When you finish reading, ask them questions about spiritual principles that surfaced in what you just read. I’ve usually included a few questions (with the answers) that you might want to ask to provoke dialogue. Work toward a discussion about how you and they can apply what you’ve learned in your own lives. Allow your kids to interrupt at any time with questions. When they do, you’ll know they’re interested.
Then spend a few minutes praying together. The idea is to get your kids comfortable with praying sincerely, out loud. Prayer can easily become a meaningless ritual, and the quickest route to ritualistic prayer is to pray the same thing every day. Don’t let that happen. I suggest that you model your daily family prayers after this sequence: God, Others, Us. Give each member of your family a different part of the sequence to pray each day. Begin by praising and worshipping God, expressing thankfulness or affirming something about one of His attributes that surfaced in the Bible chapter you just read. The person who is assigned this sequence might simply say, “God, You are really powerful” or, “Thank You for Your great mercy.” Next, pray for others. You could pray for a ministry in your church, a missionary you support or know, a sick friend or an unsaved neighbor. Finally, pray for your own needs. These could be material, emotional or spiritual needs among your family. (“Lord, help us to become more like You” or, “Lord, I request Your help on my English test today.”)
When you first begin praying as a family, you may want to solicit ideas from the whole group for specific prayers for each category and then assign each member one item on your list. Once everyone grows more comfortable praying together, your prayer time will probably grow more spontaneous. Keep your prayer time short. One-sentence prayers are just fine. If they grow longer, let it happen naturally. Make sure that your prayer time is always meaningful and fresh, never just a time of “going through the motions.” Your total time spent in family devotions can be as short as 15 minutes or as long as your schedule permits. If your kids are asking questions, keep going as long as you can!

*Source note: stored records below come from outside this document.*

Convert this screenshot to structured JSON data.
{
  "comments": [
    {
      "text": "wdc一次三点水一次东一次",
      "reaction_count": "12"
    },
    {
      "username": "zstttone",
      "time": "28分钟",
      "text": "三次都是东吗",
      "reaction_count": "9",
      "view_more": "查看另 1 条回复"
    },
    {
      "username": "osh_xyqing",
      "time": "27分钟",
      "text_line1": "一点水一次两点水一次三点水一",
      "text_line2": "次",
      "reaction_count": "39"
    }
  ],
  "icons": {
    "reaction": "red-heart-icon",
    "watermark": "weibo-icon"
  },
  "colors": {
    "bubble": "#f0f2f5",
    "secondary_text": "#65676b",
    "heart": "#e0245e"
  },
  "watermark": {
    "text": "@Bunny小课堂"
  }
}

I suggest ending each gathering with a short song and hugs all around. You’ll need to set a regular time for devotions each day, depending on your family’s schedule. Right before or after breakfast, right after dinner or just before your youngest child goes to bed are possibilities. Very young children who can’t really participate will benefit by realizing that family devotions are something that is done every day. And they’ll love the singing and hugs at the end. Curb your children’s silliness during your time together but don’t be too serious. Enjoy yourself. If you do, your kids are more likely to enjoy themselves too.
You’ve made a great decision that will pay off in this life and the next. My prayer is that your family will grow closer to the Lord and each other as you fulfill your God-given responsibility to teach your children God’s Word.